* **INSTRUCTIONS FOR THE TASK**: Write out each line of the entries below that holds the word "status".

* **EXTRACTED MATERIAL**:
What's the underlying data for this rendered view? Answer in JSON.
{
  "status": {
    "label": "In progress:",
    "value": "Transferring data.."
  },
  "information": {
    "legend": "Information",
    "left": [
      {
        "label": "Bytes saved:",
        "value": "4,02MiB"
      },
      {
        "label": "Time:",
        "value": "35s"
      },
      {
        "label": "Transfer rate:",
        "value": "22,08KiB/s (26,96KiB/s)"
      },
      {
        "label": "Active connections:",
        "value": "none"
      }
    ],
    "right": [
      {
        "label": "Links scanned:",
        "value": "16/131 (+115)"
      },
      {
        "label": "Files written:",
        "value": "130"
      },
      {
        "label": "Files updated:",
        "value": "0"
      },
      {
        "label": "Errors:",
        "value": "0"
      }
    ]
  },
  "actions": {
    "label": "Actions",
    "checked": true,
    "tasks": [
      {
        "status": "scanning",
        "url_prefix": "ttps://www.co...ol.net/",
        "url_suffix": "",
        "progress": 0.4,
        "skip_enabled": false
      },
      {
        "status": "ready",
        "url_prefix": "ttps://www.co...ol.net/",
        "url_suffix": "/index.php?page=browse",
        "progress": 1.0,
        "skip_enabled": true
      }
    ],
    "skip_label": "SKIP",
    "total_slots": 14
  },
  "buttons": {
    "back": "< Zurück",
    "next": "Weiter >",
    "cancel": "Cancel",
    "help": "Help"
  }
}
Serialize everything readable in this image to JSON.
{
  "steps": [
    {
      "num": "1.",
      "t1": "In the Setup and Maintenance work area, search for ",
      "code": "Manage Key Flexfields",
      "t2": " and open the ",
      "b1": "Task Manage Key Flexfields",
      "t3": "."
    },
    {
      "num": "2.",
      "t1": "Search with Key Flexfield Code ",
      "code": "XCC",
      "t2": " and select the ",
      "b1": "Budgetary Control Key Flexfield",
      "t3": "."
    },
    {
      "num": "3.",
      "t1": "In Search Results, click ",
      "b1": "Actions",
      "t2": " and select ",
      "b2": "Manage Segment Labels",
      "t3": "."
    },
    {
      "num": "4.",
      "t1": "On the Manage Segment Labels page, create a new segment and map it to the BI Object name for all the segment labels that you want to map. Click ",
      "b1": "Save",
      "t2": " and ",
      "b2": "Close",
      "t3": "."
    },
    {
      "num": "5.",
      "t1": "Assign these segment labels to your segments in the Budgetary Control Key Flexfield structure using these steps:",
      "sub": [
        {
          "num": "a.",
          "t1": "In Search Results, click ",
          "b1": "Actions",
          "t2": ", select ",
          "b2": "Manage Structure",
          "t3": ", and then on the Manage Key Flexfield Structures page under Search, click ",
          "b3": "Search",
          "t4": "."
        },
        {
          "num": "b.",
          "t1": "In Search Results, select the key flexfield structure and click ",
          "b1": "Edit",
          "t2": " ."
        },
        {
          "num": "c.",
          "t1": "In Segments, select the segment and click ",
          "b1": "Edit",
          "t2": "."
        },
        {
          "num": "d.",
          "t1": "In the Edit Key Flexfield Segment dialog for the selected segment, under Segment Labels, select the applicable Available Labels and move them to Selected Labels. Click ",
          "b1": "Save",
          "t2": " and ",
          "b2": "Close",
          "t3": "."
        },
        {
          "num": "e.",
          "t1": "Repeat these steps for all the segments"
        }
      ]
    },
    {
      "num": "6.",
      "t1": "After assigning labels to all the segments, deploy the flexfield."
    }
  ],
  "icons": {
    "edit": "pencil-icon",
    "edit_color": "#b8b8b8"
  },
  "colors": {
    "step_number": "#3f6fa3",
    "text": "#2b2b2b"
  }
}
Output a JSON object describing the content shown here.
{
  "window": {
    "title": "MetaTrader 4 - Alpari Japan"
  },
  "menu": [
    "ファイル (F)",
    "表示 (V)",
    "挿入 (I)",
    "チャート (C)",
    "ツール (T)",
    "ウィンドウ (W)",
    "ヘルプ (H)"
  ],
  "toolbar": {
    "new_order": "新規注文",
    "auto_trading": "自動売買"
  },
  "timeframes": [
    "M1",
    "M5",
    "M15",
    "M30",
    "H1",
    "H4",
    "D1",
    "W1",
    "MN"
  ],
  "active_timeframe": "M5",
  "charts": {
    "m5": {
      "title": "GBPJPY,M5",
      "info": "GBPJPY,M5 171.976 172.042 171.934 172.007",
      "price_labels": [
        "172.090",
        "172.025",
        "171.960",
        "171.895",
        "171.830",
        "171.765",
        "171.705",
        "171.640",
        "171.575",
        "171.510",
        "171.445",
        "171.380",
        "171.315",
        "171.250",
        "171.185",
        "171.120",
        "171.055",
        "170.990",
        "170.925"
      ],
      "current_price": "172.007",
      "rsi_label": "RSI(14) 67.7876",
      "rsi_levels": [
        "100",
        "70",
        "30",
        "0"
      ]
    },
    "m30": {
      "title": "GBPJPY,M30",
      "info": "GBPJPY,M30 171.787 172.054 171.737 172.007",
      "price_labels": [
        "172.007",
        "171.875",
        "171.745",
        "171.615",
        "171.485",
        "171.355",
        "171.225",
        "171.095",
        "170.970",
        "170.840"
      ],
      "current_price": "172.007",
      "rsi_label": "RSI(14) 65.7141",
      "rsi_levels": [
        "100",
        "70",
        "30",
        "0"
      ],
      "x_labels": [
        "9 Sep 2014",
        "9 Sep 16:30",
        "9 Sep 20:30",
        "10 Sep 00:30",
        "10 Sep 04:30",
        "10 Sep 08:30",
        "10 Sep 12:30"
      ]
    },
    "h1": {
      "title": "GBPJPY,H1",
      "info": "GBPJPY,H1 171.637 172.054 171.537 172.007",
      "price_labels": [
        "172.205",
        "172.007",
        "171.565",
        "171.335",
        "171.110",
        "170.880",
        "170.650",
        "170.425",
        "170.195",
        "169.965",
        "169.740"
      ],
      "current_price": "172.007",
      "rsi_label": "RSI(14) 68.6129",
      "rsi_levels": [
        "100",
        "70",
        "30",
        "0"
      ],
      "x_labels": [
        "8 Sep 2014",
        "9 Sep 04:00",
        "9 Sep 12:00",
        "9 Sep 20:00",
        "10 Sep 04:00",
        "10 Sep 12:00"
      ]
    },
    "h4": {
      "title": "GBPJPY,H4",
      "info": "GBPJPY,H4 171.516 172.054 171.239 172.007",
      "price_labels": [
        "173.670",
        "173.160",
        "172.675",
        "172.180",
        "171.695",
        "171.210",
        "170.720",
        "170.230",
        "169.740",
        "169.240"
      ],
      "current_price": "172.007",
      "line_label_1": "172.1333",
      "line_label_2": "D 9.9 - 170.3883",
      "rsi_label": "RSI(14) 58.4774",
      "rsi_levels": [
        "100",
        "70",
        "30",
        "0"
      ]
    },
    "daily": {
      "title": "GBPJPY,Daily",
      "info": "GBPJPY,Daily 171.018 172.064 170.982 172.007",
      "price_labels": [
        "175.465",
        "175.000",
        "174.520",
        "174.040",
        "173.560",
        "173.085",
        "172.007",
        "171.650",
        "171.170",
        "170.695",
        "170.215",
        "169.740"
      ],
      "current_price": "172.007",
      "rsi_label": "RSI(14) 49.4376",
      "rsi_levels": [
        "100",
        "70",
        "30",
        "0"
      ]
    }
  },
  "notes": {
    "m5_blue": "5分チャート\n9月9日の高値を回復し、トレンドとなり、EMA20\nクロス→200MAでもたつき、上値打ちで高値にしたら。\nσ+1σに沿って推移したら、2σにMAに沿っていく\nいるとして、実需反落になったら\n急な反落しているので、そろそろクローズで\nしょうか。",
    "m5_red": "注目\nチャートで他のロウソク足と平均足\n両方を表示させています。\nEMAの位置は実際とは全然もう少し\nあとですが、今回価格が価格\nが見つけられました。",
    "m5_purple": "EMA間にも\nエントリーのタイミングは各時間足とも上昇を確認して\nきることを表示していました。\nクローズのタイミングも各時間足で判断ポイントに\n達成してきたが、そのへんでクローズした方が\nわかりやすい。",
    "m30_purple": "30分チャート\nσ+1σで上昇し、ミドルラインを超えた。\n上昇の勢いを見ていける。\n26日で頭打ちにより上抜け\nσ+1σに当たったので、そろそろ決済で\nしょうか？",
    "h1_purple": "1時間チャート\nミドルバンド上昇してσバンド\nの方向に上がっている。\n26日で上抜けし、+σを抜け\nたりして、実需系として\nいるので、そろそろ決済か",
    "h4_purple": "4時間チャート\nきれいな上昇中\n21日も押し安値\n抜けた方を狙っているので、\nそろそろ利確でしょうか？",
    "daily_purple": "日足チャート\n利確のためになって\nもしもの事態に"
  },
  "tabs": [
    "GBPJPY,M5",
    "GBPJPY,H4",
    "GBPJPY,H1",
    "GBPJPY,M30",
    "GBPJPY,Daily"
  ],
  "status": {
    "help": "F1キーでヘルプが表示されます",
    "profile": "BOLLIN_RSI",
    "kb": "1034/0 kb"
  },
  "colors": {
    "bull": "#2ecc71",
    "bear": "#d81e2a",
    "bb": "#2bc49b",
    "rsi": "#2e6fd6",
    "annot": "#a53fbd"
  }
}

* **SOLUTION TO THIS EXERCISE**:
  "status": {
        "status": "scanning",
        "status": "ready",
  "status": {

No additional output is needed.